This is one of the most important questions that is confusing many people these days! Many of us while handling our HID kit are confused as to whether or not to opt for using a relay harness. Well, the answer to this important question depends upon a number of other factors, such as the type of application, HID kit installation location, low beam/high beam/fog light use, etc.

Most of the time an HID kit can be plugged directly into the headlight panel socket. However, the results will vary depending upon the type of the wiring in the vehicle and the use of automatic light controls. In the older car models, generally the headlights withdraw power directly from the switch socket.

After the installation of the HID kit, the power consumption will increase, which can burn out the switch over time. This damage can prove to be extremely heavy on your pocket. Especially, if your car was manufactured around 1980, you had better pay close attention to this warning.

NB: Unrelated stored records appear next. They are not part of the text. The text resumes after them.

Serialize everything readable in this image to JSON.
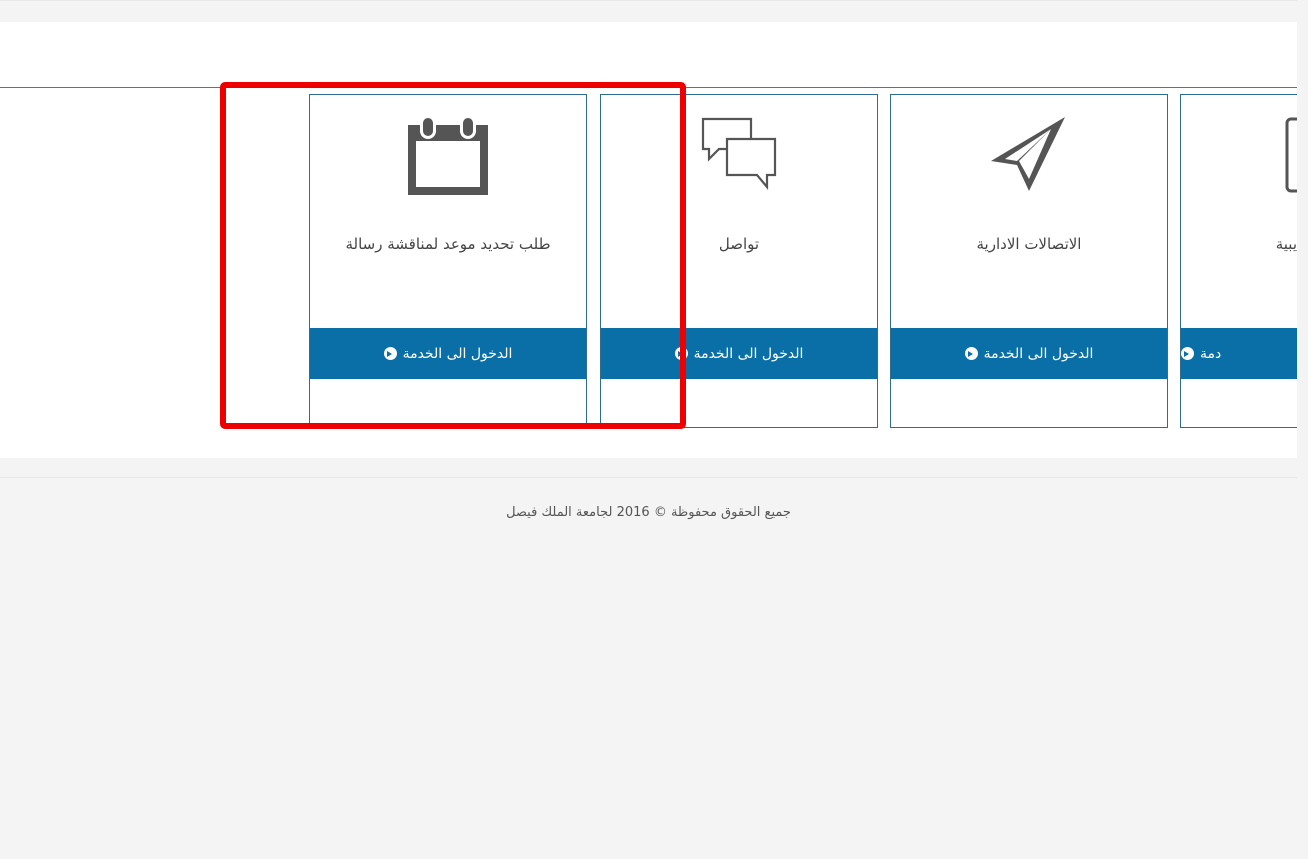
{
  "cards": [
    {
      "title": "طلب تحديد موعد لمناقشة رسالة",
      "button_label": "الدخول الى الخدمة",
      "icon": "calendar-icon"
    },
    {
      "title": "تواصل",
      "button_label": "الدخول الى الخدمة",
      "icon": "chat-bubbles-icon"
    },
    {
      "title": "الاتصالات الادارية",
      "button_label": "الدخول الى الخدمة",
      "icon": "paper-plane-icon"
    },
    {
      "title": "يبية",
      "button_label": "دمة",
      "icon": "tablet-icon"
    }
  ],
  "footer": {
    "copyright": "جميع الحقوق محفوظة © 2016 لجامعة الملك فيصل"
  },
  "colors": {
    "button_bg": "#0a6fa6",
    "card_border": "#2f6d8f",
    "highlight": "#ee0000",
    "icon": "#555555"
  }
}
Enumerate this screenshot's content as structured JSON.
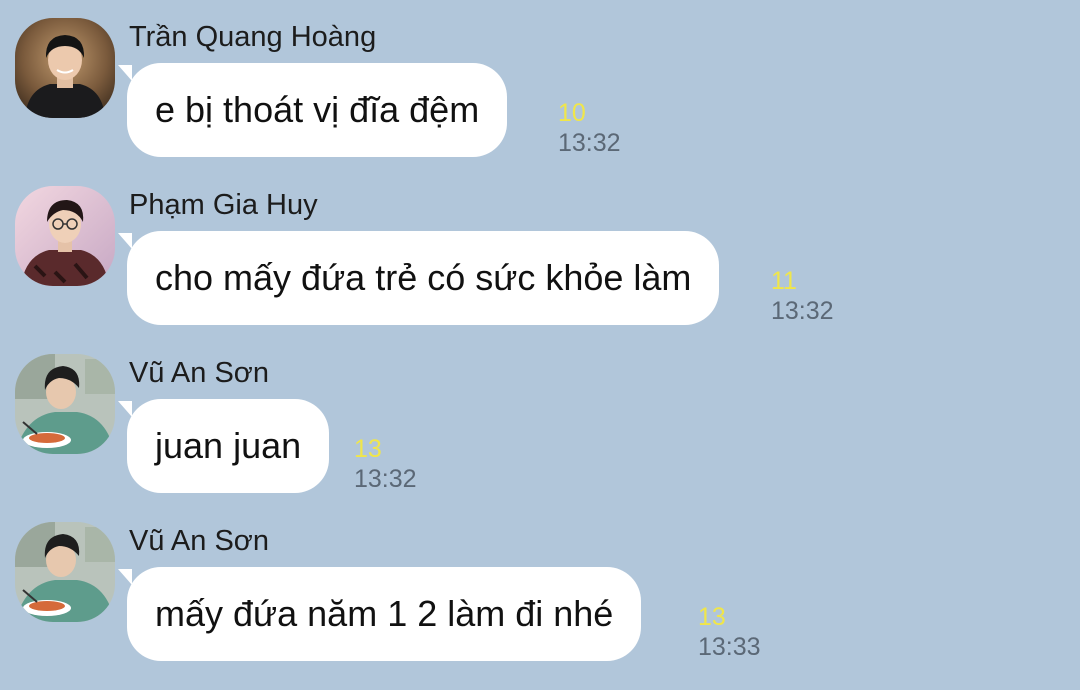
{
  "messages": [
    {
      "sender": "Trần Quang Hoàng",
      "text": "e bị thoát vị đĩa đệm",
      "read_count": "10",
      "time": "13:32",
      "avatar_icon": "person-photo-icon"
    },
    {
      "sender": "Phạm Gia Huy",
      "text": "cho mấy đứa trẻ có sức khỏe làm",
      "read_count": "11",
      "time": "13:32",
      "avatar_icon": "person-photo-icon"
    },
    {
      "sender": "Vũ An Sơn",
      "text": "juan juan",
      "read_count": "13",
      "time": "13:32",
      "avatar_icon": "person-eating-photo-icon"
    },
    {
      "sender": "Vũ An Sơn",
      "text": "mấy đứa năm 1 2 làm đi nhé",
      "read_count": "13",
      "time": "13:33",
      "avatar_icon": "person-eating-photo-icon"
    }
  ],
  "colors": {
    "background": "#b1c6da",
    "bubble": "#ffffff",
    "read_count": "#f0e64a",
    "time": "#5b6876"
  }
}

But, if your car belongs to the league of the newly manufactured vehicles, you might just escape this disaster. In most of the newly manufactured vehicles, a more dedicated headlight relay based circuit is provided for handling the low beam/high beam/fog lights, etc.

Every car is provided with a light circuit, which is designed around a certain wattage level for the bulb. If the installed HID kit withdraws more power than the reference bulb, the protection fuse most will blow. In some cases, people make use of bigger fuses, but that is really not the safe solution. In doing so, you might just end up burning the wiring harness or even igniting electrical fire. Then, where does the solution lie?

Well, the solution lies in installing an HID based relay harness. Such a system makes use of the light socket in the car for clicking over the relay. This enables the easy flow of power directly from the car battery through the gauge wire, as well as suppling the right fuse size for the operation of the HID ballasts.

If your vehicle has automatic lights or employs low voltage based DRLs, then you should certainly opt for the HID relay harness setup. Most of the relay harness setups cater to the voltage dipping troubles associated with automatic car lights. The operating voltage of the DRLs used in your car will determine the configuration of DRL to be used. If the operating voltage is more than 6.5 volts, a single HID relay harness will work, or else a DRL module has to be used.